- Allow your mind to wander
Follow your stream of consciousness. I often start a new blog post with my topic in hand, but then as I write, my thought process veers off into many different directions, connected only tangentially.
Luckily, these diversions often generate several new ideas for posts, all of which have sufficiently strong connections to tie back into my long-term content strategy.
- Jot down ideas when they come
Inspiration can’t be scheduled.
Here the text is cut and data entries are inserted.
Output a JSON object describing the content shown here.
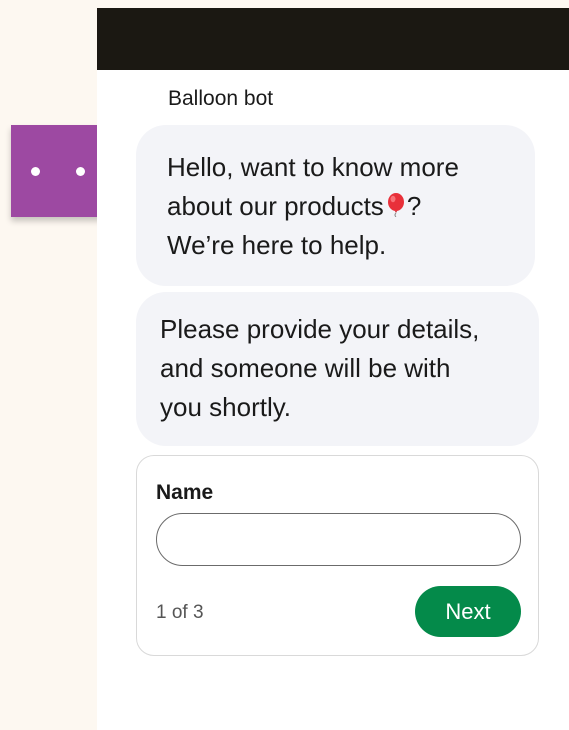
{
  "chat": {
    "bot_name": "Balloon bot",
    "messages": [
      {
        "lines": [
          "Hello, want to know more",
          "about our products",
          "We’re here to help."
        ],
        "line2_suffix": "?",
        "emoji": "balloon-icon"
      },
      {
        "lines": [
          "Please provide your details,",
          "and someone will be with",
          "you shortly."
        ]
      }
    ]
  },
  "form": {
    "field_label": "Name",
    "name_value": "",
    "name_placeholder": "",
    "step": "1 of 3",
    "next_label": "Next"
  },
  "colors": {
    "header": "#1b1812",
    "avatar": "#9d49a2",
    "bubble": "#f3f4f8",
    "next_button": "#048a4a",
    "page_background": "#fdf8f1"
  }
}
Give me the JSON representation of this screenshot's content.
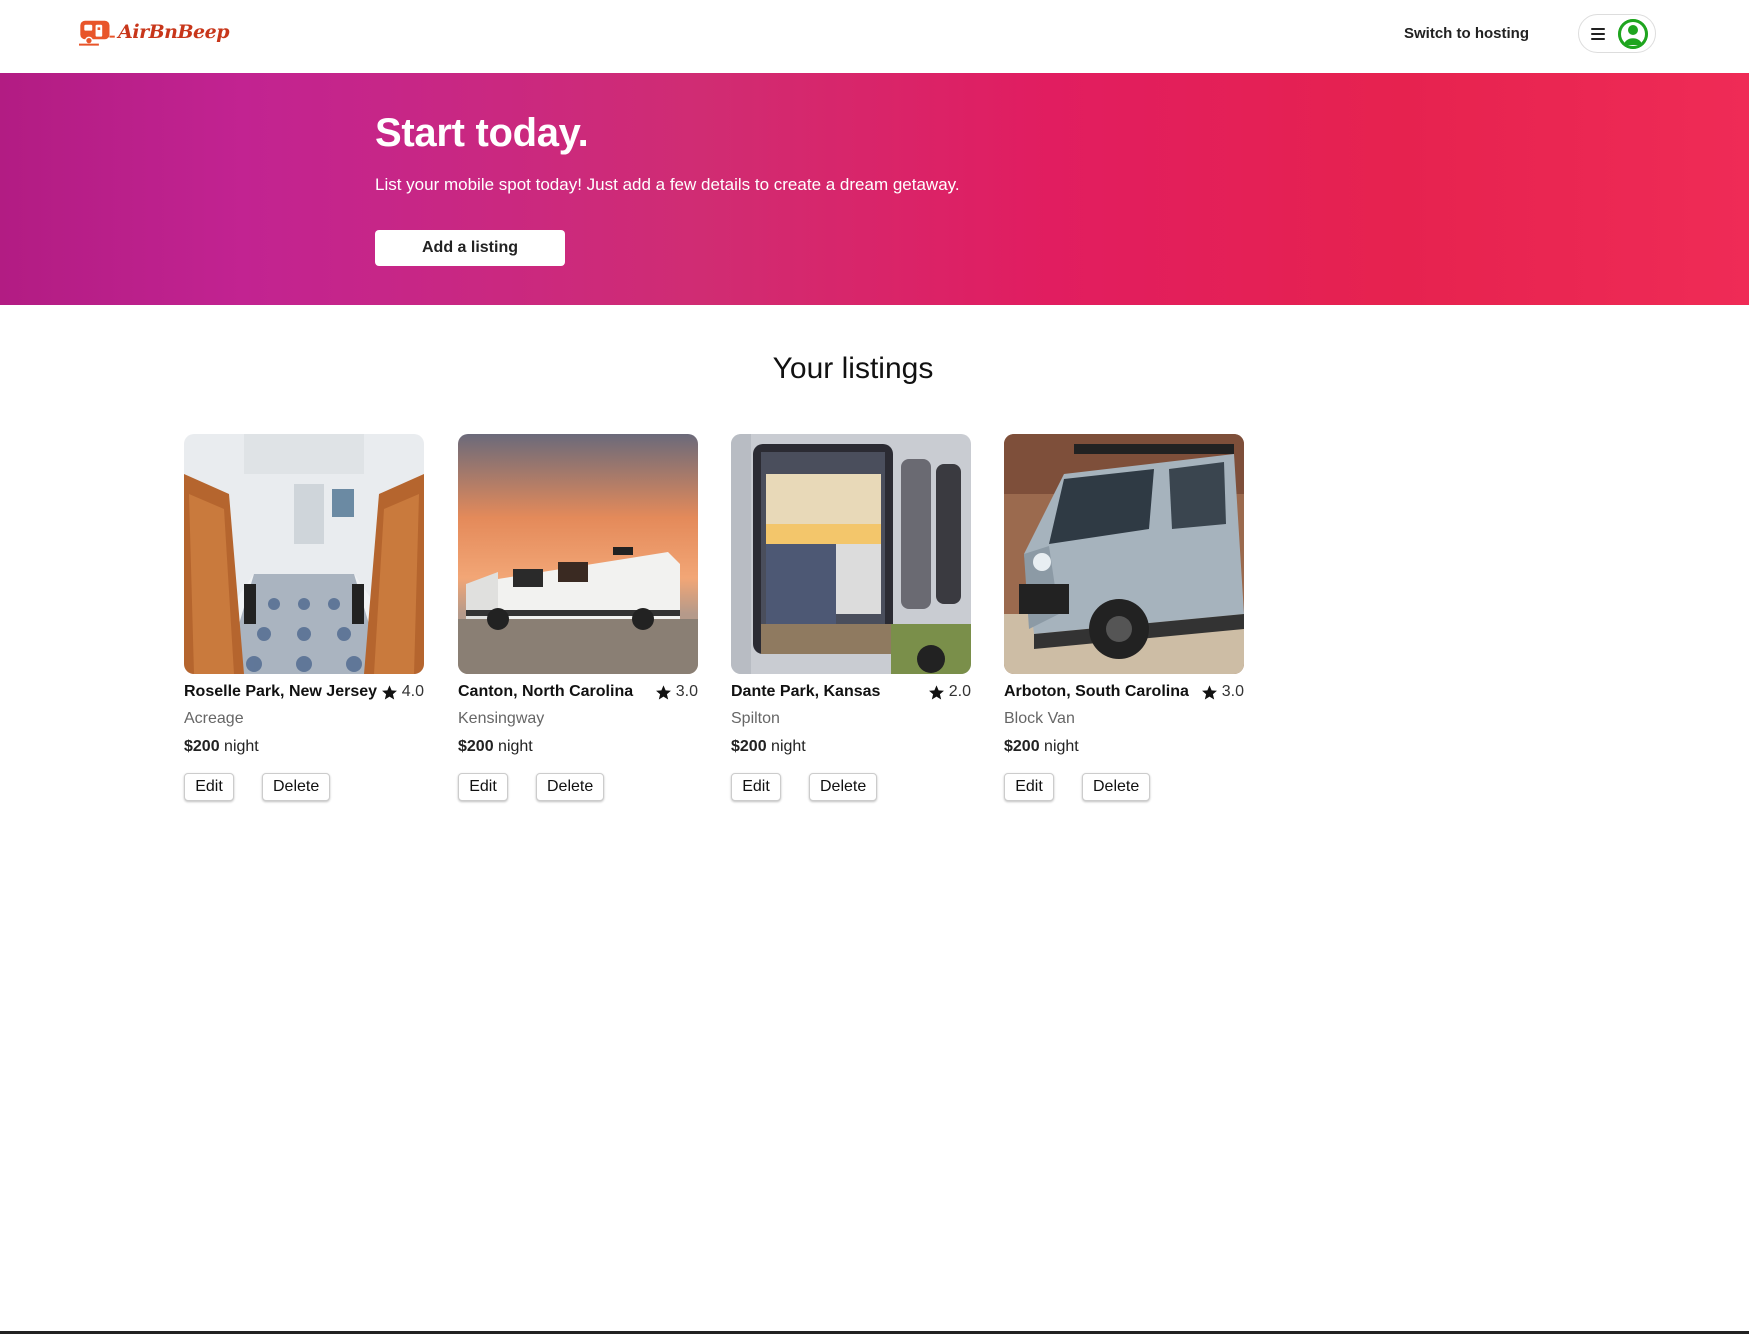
{
  "header": {
    "logo_text": "AirBnBeep",
    "switch_label": "Switch to hosting",
    "menu_icon": "hamburger-icon",
    "avatar_icon": "user-avatar-icon"
  },
  "hero": {
    "title": "Start today.",
    "subtitle": "List your mobile spot today! Just add a few details to create a dream getaway.",
    "button_label": "Add a listing"
  },
  "listings_section": {
    "title": "Your listings"
  },
  "listings": [
    {
      "location": "Roselle Park, New Jersey",
      "rating": "4.0",
      "name": "Acreage",
      "price": "$200",
      "unit": " night",
      "edit": "Edit",
      "delete": "Delete"
    },
    {
      "location": "Canton, North Carolina",
      "rating": "3.0",
      "name": "Kensingway",
      "price": "$200",
      "unit": " night",
      "edit": "Edit",
      "delete": "Delete"
    },
    {
      "location": "Dante Park, Kansas",
      "rating": "2.0",
      "name": "Spilton",
      "price": "$200",
      "unit": " night",
      "edit": "Edit",
      "delete": "Delete"
    },
    {
      "location": "Arboton, South Carolina",
      "rating": "3.0",
      "name": "Block Van",
      "price": "$200",
      "unit": " night",
      "edit": "Edit",
      "delete": "Delete"
    }
  ],
  "colors": {
    "brand": "#c8361a",
    "hero_start": "#b21c83",
    "hero_end": "#ef2b56",
    "avatar": "#1fa51f"
  }
}
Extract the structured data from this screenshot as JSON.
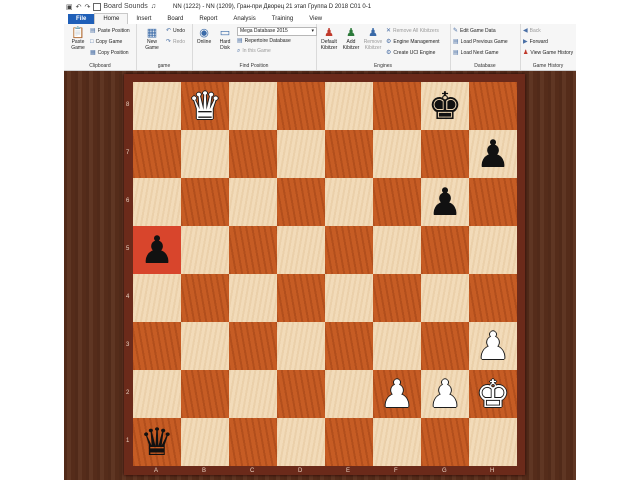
{
  "window": {
    "title": "NN (1222) - NN (1209), Гран-при Дворец 21 этап Группа D 2018  C01  0-1",
    "quick_access": {
      "board_sounds": "Board Sounds"
    }
  },
  "tabs": [
    "File",
    "Home",
    "Insert",
    "Board",
    "Report",
    "Analysis",
    "Training",
    "View"
  ],
  "ribbon": {
    "clipboard": {
      "label": "Clipboard",
      "paste_game": "Paste Game",
      "paste_position": "Paste Position",
      "copy_game": "Copy Game",
      "copy_position": "Copy Position"
    },
    "game": {
      "label": "game",
      "new_game": "New Game",
      "undo": "Undo",
      "redo": "Redo"
    },
    "find_position": {
      "label": "Find Position",
      "online": "Online",
      "hard_disk": "Hard Disk",
      "database": "Mega Database 2015",
      "repertoire": "Repertoire Database",
      "in_this_game": "In this Game"
    },
    "engines": {
      "label": "Engines",
      "default_kibitzer": "Default Kibitzer",
      "add_kibitzer": "Add Kibitzer",
      "remove_kibitzer": "Remove Kibitzer",
      "remove_all": "Remove All Kibitzers",
      "engine_management": "Engine Management",
      "create_uci": "Create UCI Engine"
    },
    "database": {
      "label": "Database",
      "edit_game_data": "Edit Game Data",
      "load_previous": "Load Previous Game",
      "load_next": "Load Next Game"
    },
    "game_history": {
      "label": "Game History",
      "back": "Back",
      "forward": "Forward",
      "view_history": "View Game History"
    }
  },
  "board": {
    "files": [
      "A",
      "B",
      "C",
      "D",
      "E",
      "F",
      "G",
      "H"
    ],
    "ranks": [
      "8",
      "7",
      "6",
      "5",
      "4",
      "3",
      "2",
      "1"
    ],
    "highlight_square": "a5",
    "pieces": [
      {
        "square": "b8",
        "glyph": "♛",
        "color": "white",
        "name": "white-queen"
      },
      {
        "square": "g8",
        "glyph": "♚",
        "color": "black",
        "name": "black-king"
      },
      {
        "square": "h7",
        "glyph": "♟",
        "color": "black",
        "name": "black-pawn"
      },
      {
        "square": "g6",
        "glyph": "♟",
        "color": "black",
        "name": "black-pawn"
      },
      {
        "square": "a5",
        "glyph": "♟",
        "color": "black",
        "name": "black-pawn"
      },
      {
        "square": "h3",
        "glyph": "♟",
        "color": "white",
        "name": "white-pawn"
      },
      {
        "square": "f2",
        "glyph": "♟",
        "color": "white",
        "name": "white-pawn"
      },
      {
        "square": "g2",
        "glyph": "♟",
        "color": "white",
        "name": "white-pawn"
      },
      {
        "square": "h2",
        "glyph": "♚",
        "color": "white",
        "name": "white-king"
      },
      {
        "square": "a1",
        "glyph": "♛",
        "color": "black",
        "name": "black-queen"
      }
    ]
  },
  "colors": {
    "light_square": "#f1d9b5",
    "dark_square": "#c35a22",
    "highlight": "#d8452c",
    "frame": "#6b2a1a"
  }
}
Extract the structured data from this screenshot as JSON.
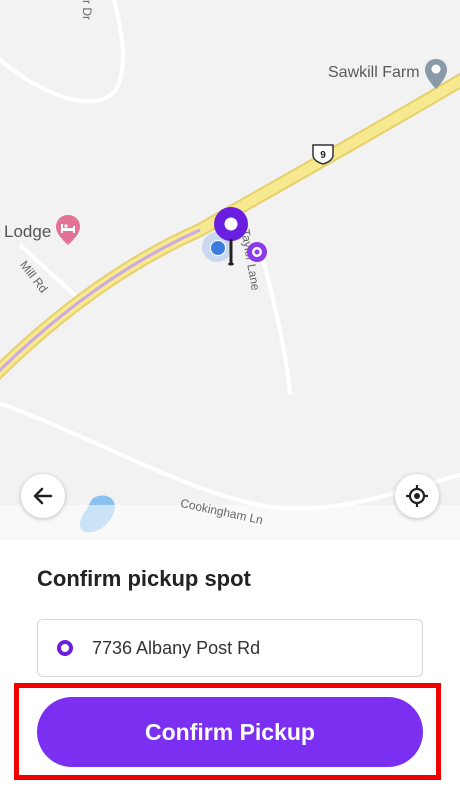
{
  "map": {
    "labels": {
      "sawkill_farm": "Sawkill Farm",
      "lodge": "Lodge",
      "mill_rd": "Mill Rd",
      "taylor_lane": "Taylor Lane",
      "cookingham_ln": "Cookingham Ln",
      "top_road": "r Dr",
      "route_number": "9"
    },
    "icons": {
      "back": "arrow-left-icon",
      "locate": "crosshair-location-icon",
      "poi": "map-pin-icon",
      "lodging": "bed-icon"
    },
    "colors": {
      "highway": "#f3e27e",
      "pin": "#6a1ee0",
      "user_location": "#3d7be0",
      "water": "#8cc0ee",
      "lodging_pin": "#e27395",
      "poi_pin": "#8a9aa8"
    }
  },
  "sheet": {
    "title": "Confirm pickup spot",
    "address": "7736 Albany Post Rd",
    "confirm_label": "Confirm Pickup"
  },
  "colors": {
    "accent": "#7b2ff0",
    "highlight": "#f10000"
  }
}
When it comes, do yourself a favor & take a minute or two to type them up or dictate the thoughts into your smartphone.
- Spread the joy
Whenever I meet with prospective clients, I make a point to talk about collaboration; its importance to my creative process and how it always leads to a better, more polished finished product.
I always say, “Nobody has a monopoly on good ideas.”
With that in mind, what makes for a fertile content marketing strategy for investment managers is a diversity of inputs. Certainly, the PMs and business development folks must have lead responsibility in the content creation process, but encouraging a diversity of ideas and allowing employees from across the firm to participate can lead to a more vibrant, thoughtful result.
The junior research staff, administrative personnel, the compliance team – these groups all have a take on the investment management business derived from a perspective distinct from that of the portfolio management team or senior research staff.
Allowing these employees to contribute to the content creation effort makes for a more diverse and interesting body of work.
Any thoughts? Let me know.